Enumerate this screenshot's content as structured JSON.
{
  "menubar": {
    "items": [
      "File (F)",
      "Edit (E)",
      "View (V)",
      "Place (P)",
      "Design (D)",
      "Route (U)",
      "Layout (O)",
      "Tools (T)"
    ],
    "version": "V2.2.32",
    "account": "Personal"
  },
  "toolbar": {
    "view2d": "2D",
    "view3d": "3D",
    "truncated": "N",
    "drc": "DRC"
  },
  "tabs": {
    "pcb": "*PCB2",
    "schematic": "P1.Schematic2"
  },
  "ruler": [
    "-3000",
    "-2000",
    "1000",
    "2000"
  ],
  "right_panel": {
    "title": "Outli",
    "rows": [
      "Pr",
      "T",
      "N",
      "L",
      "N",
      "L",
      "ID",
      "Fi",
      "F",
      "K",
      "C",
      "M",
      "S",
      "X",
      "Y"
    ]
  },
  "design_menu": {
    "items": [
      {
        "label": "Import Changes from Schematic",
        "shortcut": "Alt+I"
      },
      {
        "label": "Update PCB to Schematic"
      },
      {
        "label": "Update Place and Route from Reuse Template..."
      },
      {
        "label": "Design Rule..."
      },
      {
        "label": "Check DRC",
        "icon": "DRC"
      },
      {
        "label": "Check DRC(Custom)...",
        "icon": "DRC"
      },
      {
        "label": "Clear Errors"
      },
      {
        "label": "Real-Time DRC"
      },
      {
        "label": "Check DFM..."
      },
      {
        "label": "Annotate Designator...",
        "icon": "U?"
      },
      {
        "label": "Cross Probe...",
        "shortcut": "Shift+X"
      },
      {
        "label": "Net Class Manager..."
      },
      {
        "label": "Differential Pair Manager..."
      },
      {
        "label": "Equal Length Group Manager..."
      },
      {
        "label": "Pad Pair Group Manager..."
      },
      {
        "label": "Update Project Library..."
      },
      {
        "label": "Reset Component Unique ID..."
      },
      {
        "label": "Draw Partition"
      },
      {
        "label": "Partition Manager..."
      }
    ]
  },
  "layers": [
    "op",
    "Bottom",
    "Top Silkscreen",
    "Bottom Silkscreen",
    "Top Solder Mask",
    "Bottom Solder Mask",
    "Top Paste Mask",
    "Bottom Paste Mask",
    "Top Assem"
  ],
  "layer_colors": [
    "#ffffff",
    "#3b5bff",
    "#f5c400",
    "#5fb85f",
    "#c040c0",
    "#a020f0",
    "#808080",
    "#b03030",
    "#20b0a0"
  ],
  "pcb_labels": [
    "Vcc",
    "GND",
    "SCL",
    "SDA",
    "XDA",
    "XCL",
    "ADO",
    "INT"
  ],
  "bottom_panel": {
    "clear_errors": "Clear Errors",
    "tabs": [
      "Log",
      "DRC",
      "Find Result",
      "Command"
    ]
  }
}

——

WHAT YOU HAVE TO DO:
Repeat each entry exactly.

SOLUTION:
Enumerate this screenshot's content as structured JSON.
{
  "menubar": {
    "items": [
      "File (F)",
      "Edit (E)",
      "View (V)",
      "Place (P)",
      "Design (D)",
      "Route (U)",
      "Layout (O)",
      "Tools (T)"
    ],
    "version": "V2.2.32",
    "account": "Personal"
  },
  "toolbar": {
    "view2d": "2D",
    "view3d": "3D",
    "truncated": "N",
    "drc": "DRC"
  },
  "tabs": {
    "pcb": "*PCB2",
    "schematic": "P1.Schematic2"
  },
  "ruler": [
    "-3000",
    "-2000",
    "1000",
    "2000"
  ],
  "right_panel": {
    "title": "Outli",
    "rows": [
      "Pr",
      "T",
      "N",
      "L",
      "N",
      "L",
      "ID",
      "Fi",
      "F",
      "K",
      "C",
      "M",
      "S",
      "X",
      "Y"
    ]
  },
  "design_menu": {
    "items": [
      {
        "label": "Import Changes from Schematic",
        "shortcut": "Alt+I"
      },
      {
        "label": "Update PCB to Schematic"
      },
      {
        "label": "Update Place and Route from Reuse Template..."
      },
      {
        "label": "Design Rule..."
      },
      {
        "label": "Check DRC",
        "icon": "DRC"
      },
      {
        "label": "Check DRC(Custom)...",
        "icon": "DRC"
      },
      {
        "label": "Clear Errors"
      },
      {
        "label": "Real-Time DRC"
      },
      {
        "label": "Check DFM..."
      },
      {
        "label": "Annotate Designator...",
        "icon": "U?"
      },
      {
        "label": "Cross Probe...",
        "shortcut": "Shift+X"
      },
      {
        "label": "Net Class Manager..."
      },
      {
        "label": "Differential Pair Manager..."
      },
      {
        "label": "Equal Length Group Manager..."
      },
      {
        "label": "Pad Pair Group Manager..."
      },
      {
        "label": "Update Project Library..."
      },
      {
        "label": "Reset Component Unique ID..."
      },
      {
        "label": "Draw Partition"
      },
      {
        "label": "Partition Manager..."
      }
    ]
  },
  "layers": [
    "op",
    "Bottom",
    "Top Silkscreen",
    "Bottom Silkscreen",
    "Top Solder Mask",
    "Bottom Solder Mask",
    "Top Paste Mask",
    "Bottom Paste Mask",
    "Top Assem"
  ],
  "layer_colors": [
    "#ffffff",
    "#3b5bff",
    "#f5c400",
    "#5fb85f",
    "#c040c0",
    "#a020f0",
    "#808080",
    "#b03030",
    "#20b0a0"
  ],
  "pcb_labels": [
    "Vcc",
    "GND",
    "SCL",
    "SDA",
    "XDA",
    "XCL",
    "ADO",
    "INT"
  ],
  "bottom_panel": {
    "clear_errors": "Clear Errors",
    "tabs": [
      "Log",
      "DRC",
      "Find Result",
      "Command"
    ]
  }
}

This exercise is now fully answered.